Wn203 Pointe Du Brick
When the Germans first occupied Normandy in June 1940 they were unprepared to
defend the coastline and were fearful that the British and Free French might try
to attack the port of Cherbourg to gain a foothold again in France.
Unable to build defences quickly the brought in a batterie of four railway guns.
This set of guns called Gneisenau were of the type SKl45 and had a bore of 150
mm. They were positioned on this portion of railway line, now used as a road
since the late 1940's (D116), because of the double curve in the track. Railway
guns have no traverse unless they are positioned on a curve in the track or on a
turntable. There still exists a short tunnel with the remains of a concrete
structure inside, this was constructed by the Germans as a safe storage for the
There is also supposed to be a passage to the bunker. Later a small Casemate of
the H667 type was built below the line to give enfilade fire along the beach
towards Cherbourg. Interestingly the rear entrance wall of the bunker is
built up of local stone rather than concrete. This position was known as Wn203
and was equipped with a 50 mm gun.
In his book Der Atlantik Wall, Heinze Zimmermann claims that the tunnels are
part of a strong point that was not finished, and would have included many more
tunnels. There are plans in existence that show Skoda anti tank guns at both ends
of the tunnel and the e4ntrance being from 50 mm gun bunker. The Locals also tell on train loads of cement travelling this railway line
on their way to the German construction sites further to the east of Cherbourg.
That fact that the line was worn out at the end of the occupation possibly
helped cause its early closure in 1947.

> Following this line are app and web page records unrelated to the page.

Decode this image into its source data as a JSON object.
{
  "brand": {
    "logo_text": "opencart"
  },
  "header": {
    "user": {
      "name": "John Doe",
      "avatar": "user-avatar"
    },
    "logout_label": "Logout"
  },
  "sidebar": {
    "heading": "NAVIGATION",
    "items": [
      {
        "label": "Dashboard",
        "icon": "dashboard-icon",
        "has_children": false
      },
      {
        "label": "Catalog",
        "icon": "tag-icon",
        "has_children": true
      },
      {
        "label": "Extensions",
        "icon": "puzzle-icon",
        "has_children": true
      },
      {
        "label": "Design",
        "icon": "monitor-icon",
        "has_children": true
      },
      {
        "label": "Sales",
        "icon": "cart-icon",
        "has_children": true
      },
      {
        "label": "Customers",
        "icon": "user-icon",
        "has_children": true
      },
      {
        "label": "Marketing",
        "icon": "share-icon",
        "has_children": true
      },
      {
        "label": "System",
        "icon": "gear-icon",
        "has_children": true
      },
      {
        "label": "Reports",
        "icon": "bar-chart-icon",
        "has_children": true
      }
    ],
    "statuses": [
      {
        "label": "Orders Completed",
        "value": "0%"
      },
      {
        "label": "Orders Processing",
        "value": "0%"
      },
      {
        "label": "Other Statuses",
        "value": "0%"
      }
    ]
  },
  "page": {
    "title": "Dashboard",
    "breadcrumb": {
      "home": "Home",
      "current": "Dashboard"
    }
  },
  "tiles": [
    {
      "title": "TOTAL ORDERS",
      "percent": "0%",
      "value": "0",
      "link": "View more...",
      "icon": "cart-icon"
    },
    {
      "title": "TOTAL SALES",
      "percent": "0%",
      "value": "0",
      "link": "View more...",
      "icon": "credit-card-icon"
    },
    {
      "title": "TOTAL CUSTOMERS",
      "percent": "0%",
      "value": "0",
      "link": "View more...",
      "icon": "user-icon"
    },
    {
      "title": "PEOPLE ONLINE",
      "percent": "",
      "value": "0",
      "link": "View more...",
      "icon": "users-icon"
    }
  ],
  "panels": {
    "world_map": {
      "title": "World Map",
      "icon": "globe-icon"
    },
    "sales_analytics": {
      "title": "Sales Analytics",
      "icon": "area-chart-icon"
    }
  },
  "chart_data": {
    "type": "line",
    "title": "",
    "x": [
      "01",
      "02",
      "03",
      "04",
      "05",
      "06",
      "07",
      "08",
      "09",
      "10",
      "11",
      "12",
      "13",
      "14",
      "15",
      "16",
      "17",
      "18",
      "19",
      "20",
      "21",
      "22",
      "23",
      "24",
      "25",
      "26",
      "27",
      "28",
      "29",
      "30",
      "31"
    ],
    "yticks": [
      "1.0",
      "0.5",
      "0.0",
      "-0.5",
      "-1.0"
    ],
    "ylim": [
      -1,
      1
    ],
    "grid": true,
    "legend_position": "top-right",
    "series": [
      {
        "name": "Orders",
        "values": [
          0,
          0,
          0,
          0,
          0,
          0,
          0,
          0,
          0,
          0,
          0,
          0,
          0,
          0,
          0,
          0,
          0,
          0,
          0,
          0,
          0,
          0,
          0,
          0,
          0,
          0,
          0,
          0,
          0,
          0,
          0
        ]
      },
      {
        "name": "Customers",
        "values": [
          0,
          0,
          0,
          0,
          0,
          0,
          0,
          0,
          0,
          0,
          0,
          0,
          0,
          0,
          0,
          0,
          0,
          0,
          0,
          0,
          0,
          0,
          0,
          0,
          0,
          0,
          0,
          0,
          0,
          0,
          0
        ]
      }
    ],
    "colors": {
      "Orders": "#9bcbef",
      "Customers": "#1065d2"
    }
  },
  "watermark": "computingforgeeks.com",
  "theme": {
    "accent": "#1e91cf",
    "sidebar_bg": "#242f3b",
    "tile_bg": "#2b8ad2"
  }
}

On a visit in March 2016 the site has been cleared, and you are able to walk
along the concrete trenches
WN236 H667 - SK/Casemate - MG Stand - Ringstand Flak